**** Dataset content

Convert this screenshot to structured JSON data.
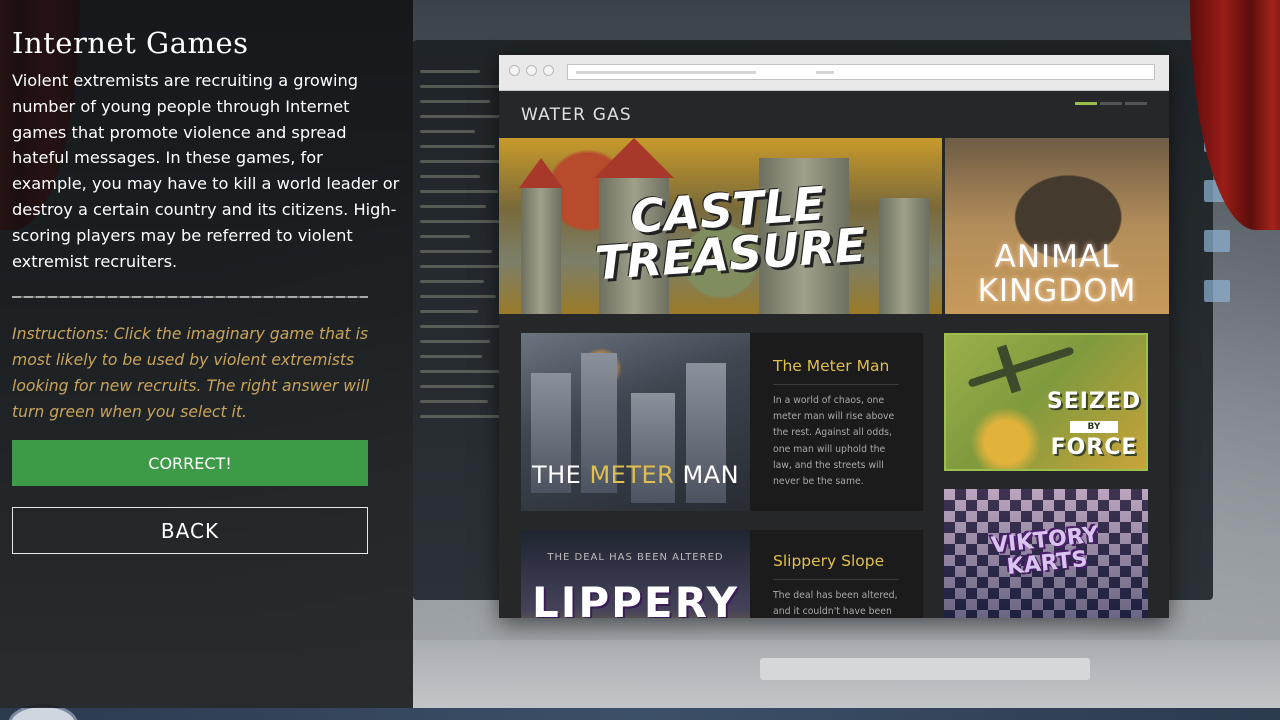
{
  "panel": {
    "title": "Internet Games",
    "body": "Violent extremists are recruiting a growing number of young people through Internet games that promote violence and spread hateful messages. In these games, for example, you may have to kill a world leader or destroy a certain country and its citizens. High-scoring players may be referred to violent extremist recruiters.",
    "instructions": "Instructions: Click the imaginary game that is most likely to be used by violent extremists looking for new recruits. The right answer will turn green when you select it.",
    "correct_label": "CORRECT!",
    "back_label": "BACK"
  },
  "site": {
    "title": "WATER GAS",
    "slider_active_index": 0,
    "slider_count": 3
  },
  "games": {
    "castle": {
      "art_line1": "CASTLE",
      "art_line2": "TREASURE"
    },
    "animal": {
      "art_line1": "ANIMAL",
      "art_line2": "KINGDOM"
    },
    "meter_man": {
      "title": "The Meter Man",
      "art_pre": "THE ",
      "art_hl": "METER",
      "art_post": " MAN",
      "description": "In a world of chaos, one meter man will rise above the rest. Against all odds, one man will uphold the law, and the streets will never be the same."
    },
    "slippery_slope": {
      "title": "Slippery Slope",
      "art_tag": "THE DEAL HAS BEEN ALTERED",
      "art_title": "LIPPERY",
      "description": "The deal has been altered, and it couldn't have been"
    },
    "seized": {
      "w1": "SEIZED",
      "w2": "BY",
      "w3": "FORCE"
    },
    "karts": {
      "art_line1": "VIKTORY",
      "art_line2": "KARTS"
    }
  },
  "colors": {
    "correct": "#3d9b47",
    "accent_gold": "#e0bf4e",
    "accent_green": "#9cbf4e",
    "instructions": "#c9a35a"
  }
}
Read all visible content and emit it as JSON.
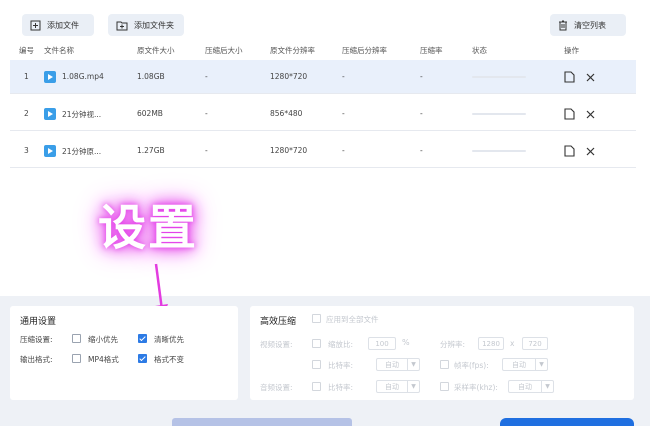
{
  "toolbar": {
    "add_file": "添加文件",
    "add_folder": "添加文件夹",
    "clear_list": "清空列表"
  },
  "table": {
    "headers": [
      "编号",
      "文件名称",
      "原文件大小",
      "压缩后大小",
      "原文件分辨率",
      "压缩后分辨率",
      "压缩率",
      "状态",
      "操作"
    ],
    "rows": [
      {
        "num": "1",
        "name": "1.08G.mp4",
        "size": "1.08GB",
        "csize": "-",
        "res": "1280*720",
        "cres": "-",
        "rate": "-"
      },
      {
        "num": "2",
        "name": "21分钟视...",
        "size": "602MB",
        "csize": "-",
        "res": "856*480",
        "cres": "-",
        "rate": "-"
      },
      {
        "num": "3",
        "name": "21分钟原...",
        "size": "1.27GB",
        "csize": "-",
        "res": "1280*720",
        "cres": "-",
        "rate": "-"
      }
    ]
  },
  "overlay": {
    "text": "设置"
  },
  "general": {
    "title": "通用设置",
    "compress_label": "压缩设置:",
    "opt_small": "缩小优先",
    "opt_clear": "清晰优先",
    "output_label": "输出格式:",
    "opt_mp4": "MP4格式",
    "opt_keep": "格式不变"
  },
  "hiperf": {
    "title": "高效压缩",
    "apply_all": "应用到全部文件",
    "video_label": "视频设置:",
    "scale_label": "缩放比:",
    "scale_value": "100",
    "percent": "%",
    "res_label": "分辨率:",
    "res_w": "1280",
    "res_x": "x",
    "res_h": "720",
    "bitrate_label": "比特率:",
    "auto": "自动",
    "fps_label": "帧率(fps):",
    "audio_label": "音频设置:",
    "samplerate_label": "采样率(khz):"
  }
}
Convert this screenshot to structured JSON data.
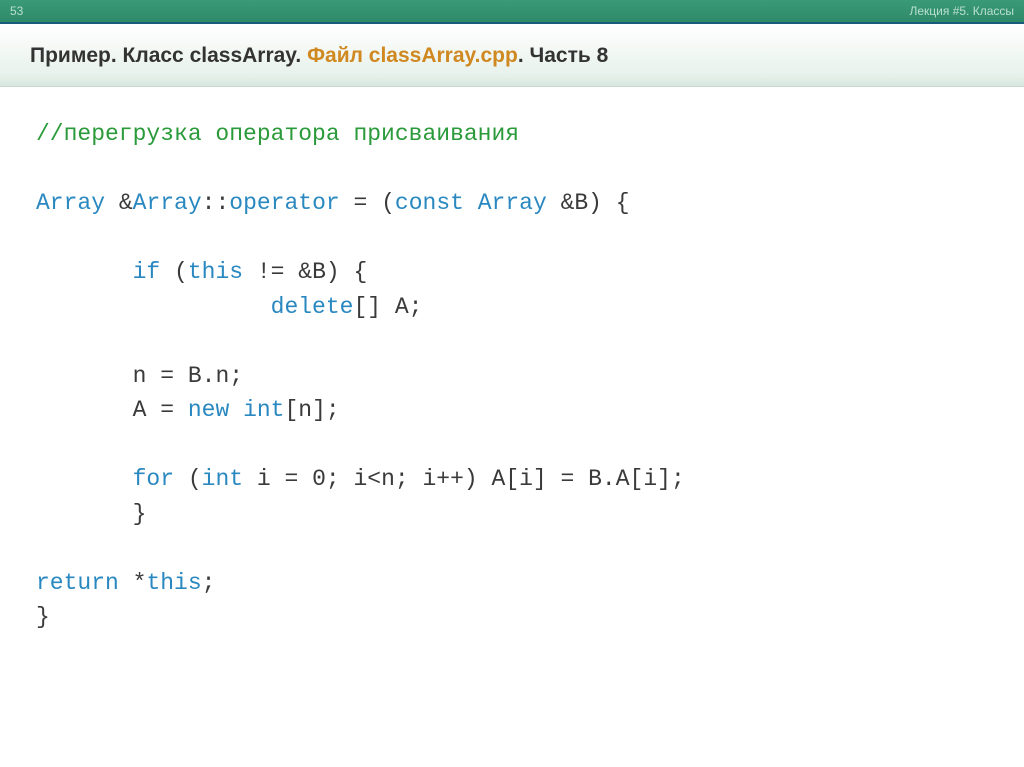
{
  "header": {
    "page_number": "53",
    "lecture_label": "Лекция #5. Классы"
  },
  "title": {
    "part1": "Пример. Класс classArray. ",
    "accent": "Файл classArray.cpp",
    "part2": ". Часть 8"
  },
  "code": {
    "comment": "//перегрузка оператора присваивания",
    "sig_array1": "Array ",
    "sig_amp1": "&",
    "sig_array2": "Array",
    "sig_scope": "::",
    "sig_operator": "operator ",
    "sig_eq_open": "= (",
    "sig_const": "const ",
    "sig_array3": "Array ",
    "sig_amp_b": "&B) {",
    "if_kw": "if ",
    "if_open": "(",
    "this_kw1": "this ",
    "if_cond_rest": "!= &B) {",
    "delete_kw": "delete",
    "delete_rest": "[] A;",
    "n_assign": "n = B.n;",
    "a_prefix": "A = ",
    "new_kw": "new ",
    "int_kw1": "int",
    "new_rest": "[n];",
    "for_kw": "for ",
    "for_open": "(",
    "int_kw2": "int ",
    "for_rest": "i = 0; i<n; i++) A[i] = B.A[i];",
    "close_brace1": "}",
    "return_kw": "return ",
    "star": "*",
    "this_kw2": "this",
    "semicolon": ";",
    "close_brace2": "}"
  }
}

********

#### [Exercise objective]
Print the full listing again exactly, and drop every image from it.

#### [Solution]
Convert this screenshot to structured JSON data.
{
  "panel": {
    "title": "Internet Games",
    "body": "Violent extremists are recruiting a growing number of young people through Internet games that promote violence and spread hateful messages. In these games, for example, you may have to kill a world leader or destroy a certain country and its citizens. High-scoring players may be referred to violent extremist recruiters.",
    "instructions": "Instructions: Click the imaginary game that is most likely to be used by violent extremists looking for new recruits. The right answer will turn green when you select it.",
    "correct_label": "CORRECT!",
    "back_label": "BACK"
  },
  "site": {
    "title": "WATER GAS",
    "slider_active_index": 0,
    "slider_count": 3
  },
  "games": {
    "castle": {
      "art_line1": "CASTLE",
      "art_line2": "TREASURE"
    },
    "animal": {
      "art_line1": "ANIMAL",
      "art_line2": "KINGDOM"
    },
    "meter_man": {
      "title": "The Meter Man",
      "art_pre": "THE ",
      "art_hl": "METER",
      "art_post": " MAN",
      "description": "In a world of chaos, one meter man will rise above the rest. Against all odds, one man will uphold the law, and the streets will never be the same."
    },
    "slippery_slope": {
      "title": "Slippery Slope",
      "art_tag": "THE DEAL HAS BEEN ALTERED",
      "art_title": "LIPPERY",
      "description": "The deal has been altered, and it couldn't have been"
    },
    "seized": {
      "w1": "SEIZED",
      "w2": "BY",
      "w3": "FORCE"
    },
    "karts": {
      "art_line1": "VIKTORY",
      "art_line2": "KARTS"
    }
  },
  "colors": {
    "correct": "#3d9b47",
    "accent_gold": "#e0bf4e",
    "accent_green": "#9cbf4e",
    "instructions": "#c9a35a"
  }
}
Read all visible content and emit it as JSON.
{
  "toolbar": {
    "add_file": "添加文件",
    "add_folder": "添加文件夹",
    "clear_list": "清空列表"
  },
  "table": {
    "headers": [
      "编号",
      "文件名称",
      "原文件大小",
      "压缩后大小",
      "原文件分辨率",
      "压缩后分辨率",
      "压缩率",
      "状态",
      "操作"
    ],
    "rows": [
      {
        "num": "1",
        "name": "1.08G.mp4",
        "size": "1.08GB",
        "csize": "-",
        "res": "1280*720",
        "cres": "-",
        "rate": "-"
      },
      {
        "num": "2",
        "name": "21分钟视...",
        "size": "602MB",
        "csize": "-",
        "res": "856*480",
        "cres": "-",
        "rate": "-"
      },
      {
        "num": "3",
        "name": "21分钟原...",
        "size": "1.27GB",
        "csize": "-",
        "res": "1280*720",
        "cres": "-",
        "rate": "-"
      }
    ]
  },
  "overlay": {
    "text": "设置"
  },
  "general": {
    "title": "通用设置",
    "compress_label": "压缩设置:",
    "opt_small": "缩小优先",
    "opt_clear": "清晰优先",
    "output_label": "输出格式:",
    "opt_mp4": "MP4格式",
    "opt_keep": "格式不变"
  },
  "hiperf": {
    "title": "高效压缩",
    "apply_all": "应用到全部文件",
    "video_label": "视频设置:",
    "scale_label": "缩放比:",
    "scale_value": "100",
    "percent": "%",
    "res_label": "分辨率:",
    "res_w": "1280",
    "res_x": "x",
    "res_h": "720",
    "bitrate_label": "比特率:",
    "auto": "自动",
    "fps_label": "帧率(fps):",
    "audio_label": "音频设置:",
    "samplerate_label": "采样率(khz):"
  }
}
Convert this screenshot to structured JSON data.
{
  "header": {
    "page_number": "53",
    "lecture_label": "Лекция #5. Классы"
  },
  "title": {
    "part1": "Пример. Класс classArray. ",
    "accent": "Файл classArray.cpp",
    "part2": ". Часть 8"
  },
  "code": {
    "comment": "//перегрузка оператора присваивания",
    "sig_array1": "Array ",
    "sig_amp1": "&",
    "sig_array2": "Array",
    "sig_scope": "::",
    "sig_operator": "operator ",
    "sig_eq_open": "= (",
    "sig_const": "const ",
    "sig_array3": "Array ",
    "sig_amp_b": "&B) {",
    "if_kw": "if ",
    "if_open": "(",
    "this_kw1": "this ",
    "if_cond_rest": "!= &B) {",
    "delete_kw": "delete",
    "delete_rest": "[] A;",
    "n_assign": "n = B.n;",
    "a_prefix": "A = ",
    "new_kw": "new ",
    "int_kw1": "int",
    "new_rest": "[n];",
    "for_kw": "for ",
    "for_open": "(",
    "int_kw2": "int ",
    "for_rest": "i = 0; i<n; i++) A[i] = B.A[i];",
    "close_brace1": "}",
    "return_kw": "return ",
    "star": "*",
    "this_kw2": "this",
    "semicolon": ";",
    "close_brace2": "}"
  }
}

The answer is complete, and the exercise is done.